* **PROBLEM STATEMENT**
Among the lines of the data, copy those that hold "icon".

++++ SOURCE INFORMATION ++++

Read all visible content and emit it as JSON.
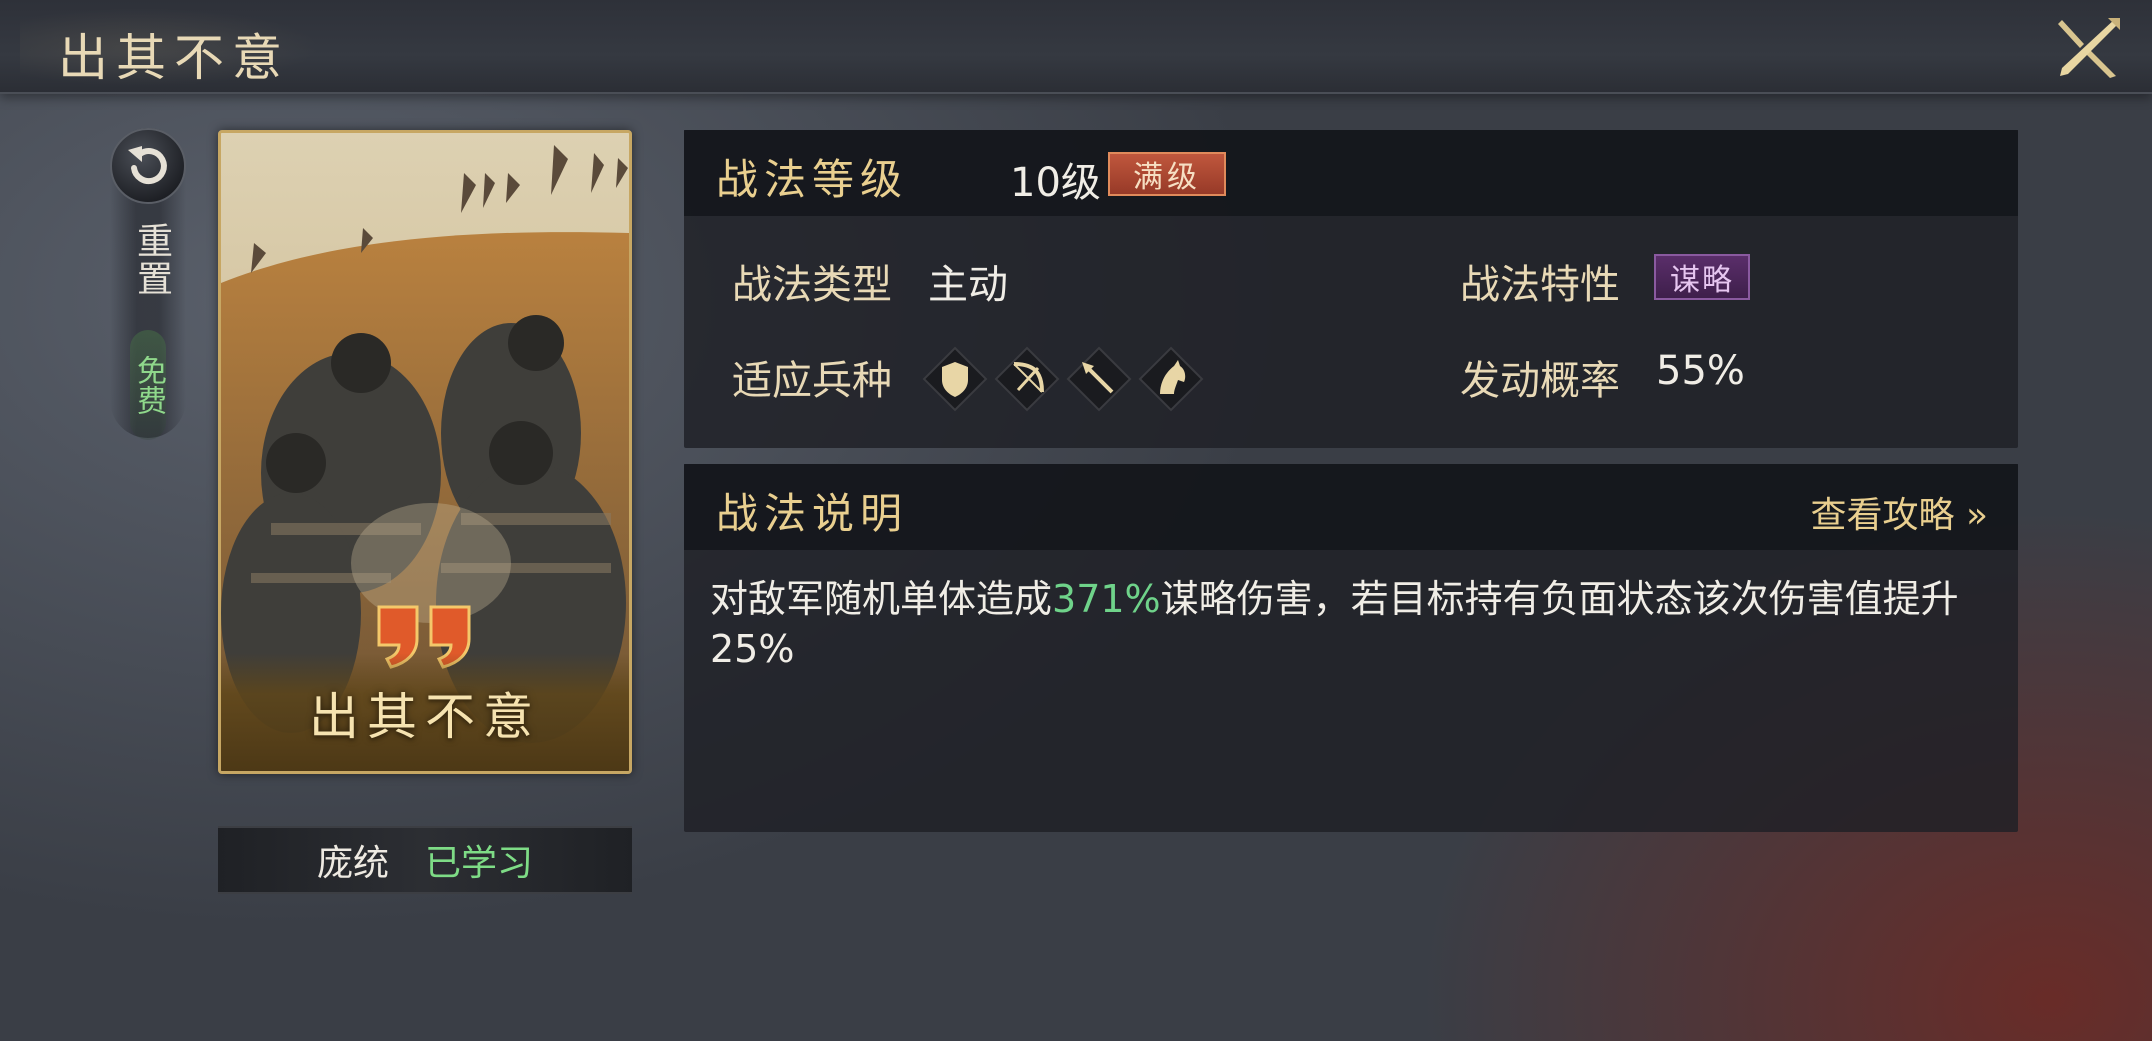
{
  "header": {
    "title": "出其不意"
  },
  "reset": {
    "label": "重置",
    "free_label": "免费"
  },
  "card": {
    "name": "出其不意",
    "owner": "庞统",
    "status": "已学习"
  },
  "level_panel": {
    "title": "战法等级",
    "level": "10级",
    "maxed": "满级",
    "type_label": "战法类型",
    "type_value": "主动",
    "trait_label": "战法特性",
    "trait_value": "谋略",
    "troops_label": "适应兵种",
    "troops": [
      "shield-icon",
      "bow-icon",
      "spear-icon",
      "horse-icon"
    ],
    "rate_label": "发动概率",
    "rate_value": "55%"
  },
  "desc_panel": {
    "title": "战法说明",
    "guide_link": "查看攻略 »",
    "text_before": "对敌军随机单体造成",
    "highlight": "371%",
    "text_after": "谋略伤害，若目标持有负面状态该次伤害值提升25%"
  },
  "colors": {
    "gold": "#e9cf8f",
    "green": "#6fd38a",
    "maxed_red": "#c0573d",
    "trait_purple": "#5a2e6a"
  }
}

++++

* **YOUR SOLUTION**
      "shield-icon",
      "bow-icon",
      "spear-icon",
      "horse-icon"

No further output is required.